Radial Increment. Choosing a \(\Delta r\) that is too small will not affect the algorithm, so we find an inscribed circle for a neighborhood along the northernmost latitude where the neighborhoods are smallest. Such a \(\Delta r\) will then be appropriate for all of the neighborhoods in the grid.

Assuming a Moore neighborhood, to find the inner radius of a northernmost neighborhood, we need to find the minimum Haversine distances between neighbors shown in light blue (horizontal) and those shown in green (vertical) in the figure. A circle whose radius is the minimum of these distances will be inscribed like the red, dashed circle in the figure.

Referring to the discretization used for the population density function, we assume a mesh size in the longitudinal direction \[h=\frac{\theta_{\max}-\theta_{\min}}{N}\] and in the latitudinal direction \[k=\frac{\phi_{\max}-\phi_{\min}}{M},\] we compute these distances.

The vertical distances (green) are the same and, with respect to the Haversine function, are characterized by having endpoints with equal longitudes, say \(\theta_i\). The distance function is simplified by this observation and is given by \[ 2R \arcsin \left( \left|\sin\left( \frac{k}{2} \right)\right| \right).\] For small, positive \(k\), this simplifies to \(Rk\).

As noted, we are only concerned with distances along the top edge of the neighborhood set because, for grids in the northern hemisphere, the top edge distances are the shortest horizontal distances. The horizontal distances along the top edge are the same and are characterized by having endpoints with equal latitude, \(\phi_{\min}\). This again simplifies the distance function and the distances are given by \[2R \arcsin \left( \left|\cos(\phi_{\min}) \sin \left( \frac{h}{2} \right) \right| \right).\]

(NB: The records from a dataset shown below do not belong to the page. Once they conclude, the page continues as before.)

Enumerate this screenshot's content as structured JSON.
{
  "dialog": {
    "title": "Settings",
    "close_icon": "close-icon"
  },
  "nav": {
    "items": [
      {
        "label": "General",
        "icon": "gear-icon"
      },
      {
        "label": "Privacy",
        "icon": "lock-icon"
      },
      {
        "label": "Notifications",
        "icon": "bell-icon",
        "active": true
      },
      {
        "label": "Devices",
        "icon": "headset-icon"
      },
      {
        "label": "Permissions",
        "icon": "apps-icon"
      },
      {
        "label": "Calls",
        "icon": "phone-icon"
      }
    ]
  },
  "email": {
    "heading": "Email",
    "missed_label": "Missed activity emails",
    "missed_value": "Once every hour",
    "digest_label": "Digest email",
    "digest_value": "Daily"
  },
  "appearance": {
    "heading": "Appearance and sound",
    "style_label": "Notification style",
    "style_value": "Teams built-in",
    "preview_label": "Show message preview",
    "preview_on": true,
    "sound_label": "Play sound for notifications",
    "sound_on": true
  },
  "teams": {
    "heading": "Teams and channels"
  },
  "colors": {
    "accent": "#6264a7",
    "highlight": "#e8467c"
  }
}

Hence, a radial increment that will enable the sweep circle algorithm to work correctly is \[\Delta r = R \min\left\{k, 2\arcsin \left( \left|\cos(\phi_{\min}) \sin \left( \frac{h}{2} \right) \right| \right) \right\}.\]

Since the patch is in the northern hemisphere, we can drop the absolute values to get \[\Delta r = R \min\left\{k, 2\arcsin \left[ \cos(\phi_{\min}) \sin (h/2)\right] \right\}.\]

Initial Radius. Similarly, choosing an \(r_0\) that is too large will not adversely affect the sweepcircle algorithm, so we find a circumscribing circle for a neighborhood along the southernmost latitude where the neighborhoods are largest. Such an \(r_0\) will then be appropriate for all of the neighborhoods in the grid.

We will find the maximum of the diagonal Haversine distances shown in dark blue and purple in this figure for a neighborhood at the southernmost boundary of the patch. Since our patch is in the northern hemisphere, it is clear that the lower diagonals are the longest (and have the same length) hence it suffices to compute the length of one of these diagonals. Supposing that we consider the neighborhood with its lower right corner at \((\phi_{\max},\theta_{\max})\), the length of this diagonal and hence the radius of a circumscribing circle is \[r_0=2R \arcsin \left( \sqrt{\sin^2 \left( \frac{k}{2} \right) + \cos(\phi_{\max}) \cos(\phi_{\max}-k) \sin^2 \left( \frac{h}{2} \right) } \right).\]

The Redistricting Applet. The applet included in this paper is written in the Processing programming environment. It is able to run in Javascript enabled browsers via the Processing.js library. The algorithm used to draw the expanding circles is based on sweepcircles with parameters computed according to the formulas derived in this section.

The user is invited to place the centers of the sweepcircles and to execute the algorithm. There are 10 centers corresponding to the 10 congressional districts that Washington currently claims. A score is generated that attempts to rate the quality of your districting plan. The score is a combination of how much unclaimed population remains at the conclusion of the algorithm and how compact the regions are. The user, informed by the current districting scheme and the score, is then allowed to move each of the 10 centers and re-execute the sweepcircle algorithm in hopes of improving the districts and the score.

Evan Kleiner (Whitman College) and Albert Schueller (Whitman College), "A Political Redistricting Tool for the Rest of Us - Sweepcircle Redistricting," Convergence (October 2013)